The federal government has injected $272 billion in COVID-19 relief funding to New York, bolstering support for local governments, businesses and individual families that have struggled during the crisis.
But an economist at The New School in an analysis Tuesday pointed to sustained economic hardship in New York for many people, especially people of color, and the highest jobs deficit in the country.
"The share of New York's families experiencing hardship is alarmingly high, particularly among Black and Latinx populations, according to the latest Census data. The pandemic's economic effects have been extremely lopsided," said James Parrott, an economist for The New School's Center for New York City Affairs. "The continuing hardships experienced by a substantial number of low-income New Yorkers, particularly Black and Brown workers all across the state, calls for a more targeted response to connecting these workers with promising job openings, and providing additional skills training or education where necessary so that these workers can embody 'build back better.' "
New York has received $82.7 billion in federal unemployment benefits for workers as well as a combined $165 billion in CARES Act funding, which had been approved in the first month of the pandemic.
The subsequent American Rescue Plan sent an additional $84 billion to New York.

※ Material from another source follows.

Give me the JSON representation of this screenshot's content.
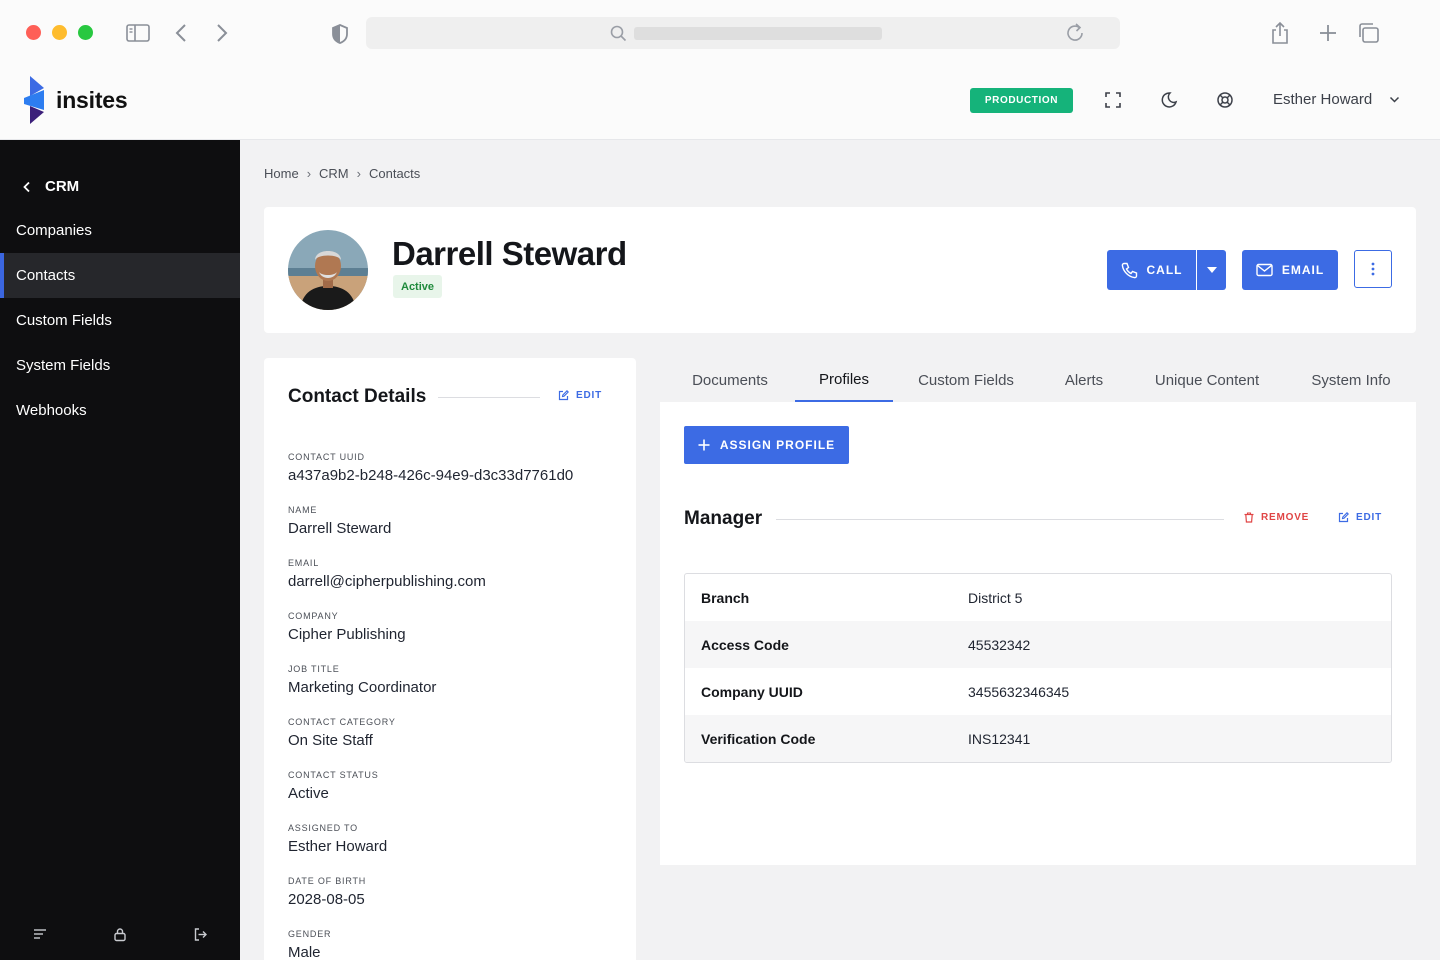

Parrot's analysis notes the billions of dollars in assistance for people who are jobless and in need of aid helped to absorb much of the economic blow created by the crisis.
COVID aid from the federal government nationally helped to reduce poverty by nearly a quarter for the first eight months of 2021.
But Parrot also pointed to continued outcomes for low-paid workers and small business owners in face-to-face industries that haven't recouped losses from the pandemic. At the same time, state tax revenues have been replenished.